State dumps consultant for API privatization study
A Boston-based consultant hired by the Dunleavy administration to update a privatization study regarding the Alaska Psychiatric Institute is not going to reverse its 2017 decision that privatization would make things worse at API.
The Dunleavy administration, which wants to privatize the institution, will shop for a new consultant. The health department says it has “withdrawn from its current contract with PCG for an updated feasibility study at API.”
The Public Consulting Group said this in 2017: “Cost-benefit analysis revealed that, even after significant staff reduction, when all transition costs, contract monitoring costs, and provider margins are considered, this option proves to be more expensive to the state over a likely 5-year contract period. The additional staff reductions needed for budget neutrality would likely diminish the quality of service delivery.”
The Public Consulting Group was hired after the 2016 Legislature called for a privatization study of Alaska’s state-run psychiatric hospital.
“Our findings demonstrate that continued state management is not only the most advantageous route for generating overall cost savings, but that it also avoids many of the risks involved in contracting out the management of critical public infrastructure,” the company said in 2017.
The Dunleavy administration is not saying that the cancellation stems from a refusal by PCG to change its findings. Albert Wall, the deputy health commissioner, says the changes in the “inpatient psychiatric milieu” are such that an update to the PCG research is not enough to get the right results the state needs.

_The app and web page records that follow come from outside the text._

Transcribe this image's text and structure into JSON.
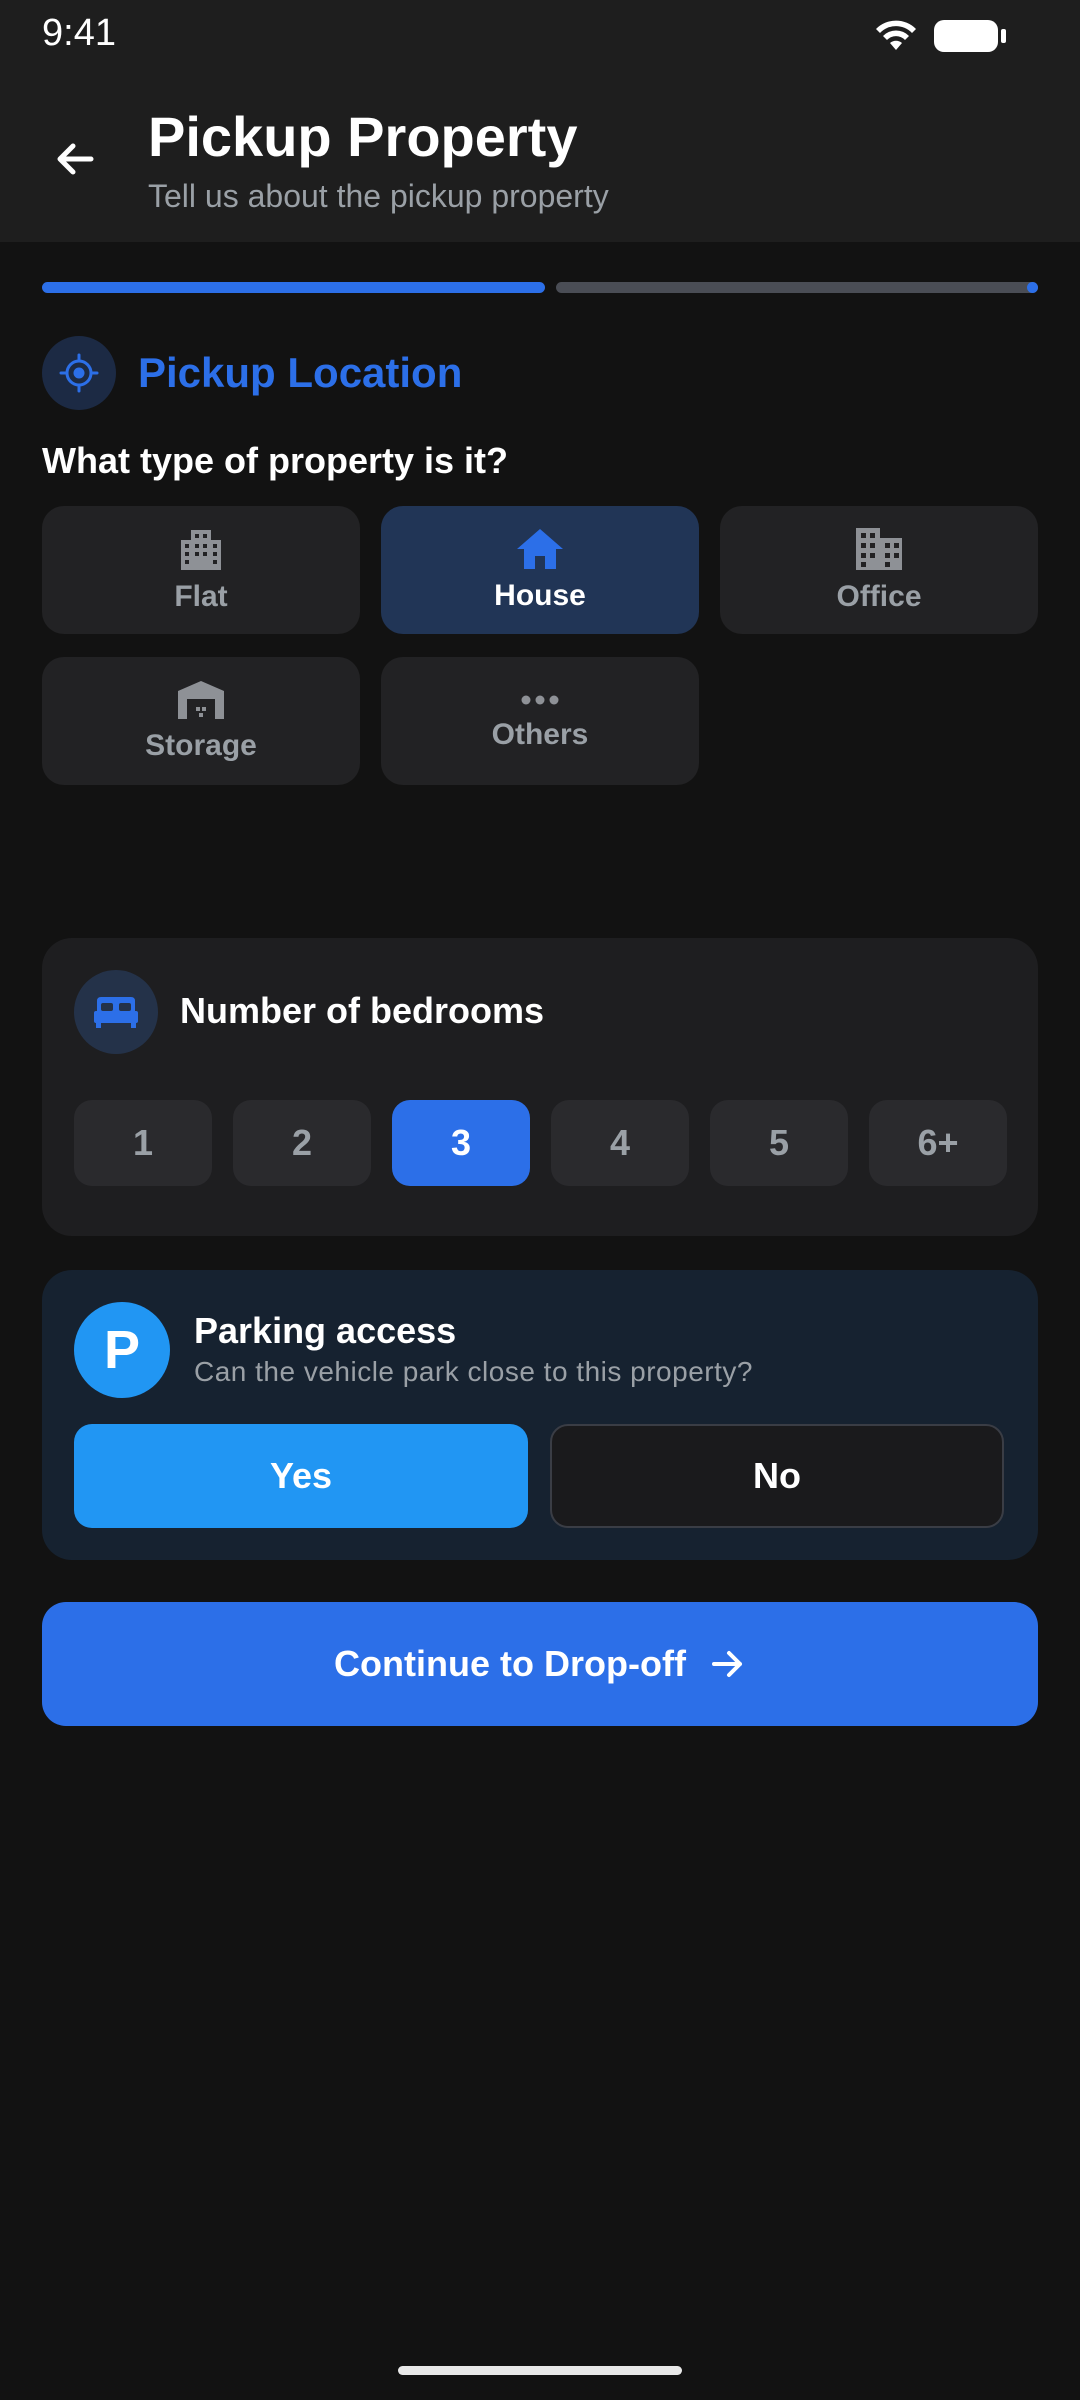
{
  "status_bar": {
    "time": "9:41"
  },
  "header": {
    "title": "Pickup Property",
    "subtitle": "Tell us about the pickup property"
  },
  "progress": {
    "current_step": 1,
    "total_steps": 2
  },
  "section": {
    "title": "Pickup Location",
    "icon": "location-target-icon"
  },
  "property_type": {
    "question": "What type of property is it?",
    "options": [
      {
        "label": "Flat",
        "icon": "building-icon",
        "selected": false
      },
      {
        "label": "House",
        "icon": "house-icon",
        "selected": true
      },
      {
        "label": "Office",
        "icon": "office-icon",
        "selected": false
      },
      {
        "label": "Storage",
        "icon": "warehouse-icon",
        "selected": false
      },
      {
        "label": "Others",
        "icon": "more-horizontal-icon",
        "selected": false
      }
    ]
  },
  "bedrooms": {
    "title": "Number of bedrooms",
    "icon": "bed-icon",
    "options": [
      "1",
      "2",
      "3",
      "4",
      "5",
      "6+"
    ],
    "selected": "3"
  },
  "parking": {
    "badge": "P",
    "title": "Parking access",
    "subtitle": "Can the vehicle park close to this property?",
    "yes_label": "Yes",
    "no_label": "No",
    "selected": "Yes"
  },
  "actions": {
    "continue_label": "Continue to Drop-off"
  },
  "colors": {
    "accent": "#2c6fe8",
    "parking_accent": "#2196f3",
    "background": "#121212",
    "surface": "#1e1e1e"
  }
}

Legislators need to question the “milieu” claim. The changes in the milieu were known before the Dunleavy administration concluded in April that an update to the study by a respected national firm was sufficient. What has really changed is the political milieu.
On April 22, health commissioner Adam Crum announced—as the state was about to lose a case in court—that the state had decided to not proceed with a no-bid contract for full privatization with Wellpath. Crum said the state hoped that within four weeks PCG would return with an updated feasibility study.
But there was reason to doubt it would play out that way, given that PCG made a thorough evaluation two years ago and supported state ownership.
Its report made a strong case that API, “at the center of a fragile network of behavioral health services,” should stay in public hands.
The 2017 study assumed an 8 percent profit margin for a private company and that employees would get paid about 14 percent more under the private option, but take a substantial cut in benefits.
“The overall conclusion of this baseline analysis is that some reduction in staffed hours will need to occur if the state is to realize a savings while allowing a private provider to retain margins,” the study said.
The study said full privatization was cost prohibitive, and “without strong safeguards, further reductions of staff to unsafe levels” would be needed to make API financially viable.
In a letter to union officials about the plans for a new privatization study, Wall said, “An update to an old study is not sufficient to address the changes in the inpatient psychiatric milieu that have occurred since that study was produced. In place of an update, the department will be issuing a request for proposals for a new complete study to address the current situation at the psychiatric hospital.”
Jake Metcalfe, executive director of the Alaska State Employees Association, said he believes that PCG “wouldn’t put their credibility on the line, told them nothing changed and that it would cost more and create huge liability if Wellpath took over.”
He said this provides more reason for the Legislature to investigate the privatization effort with Wellpath.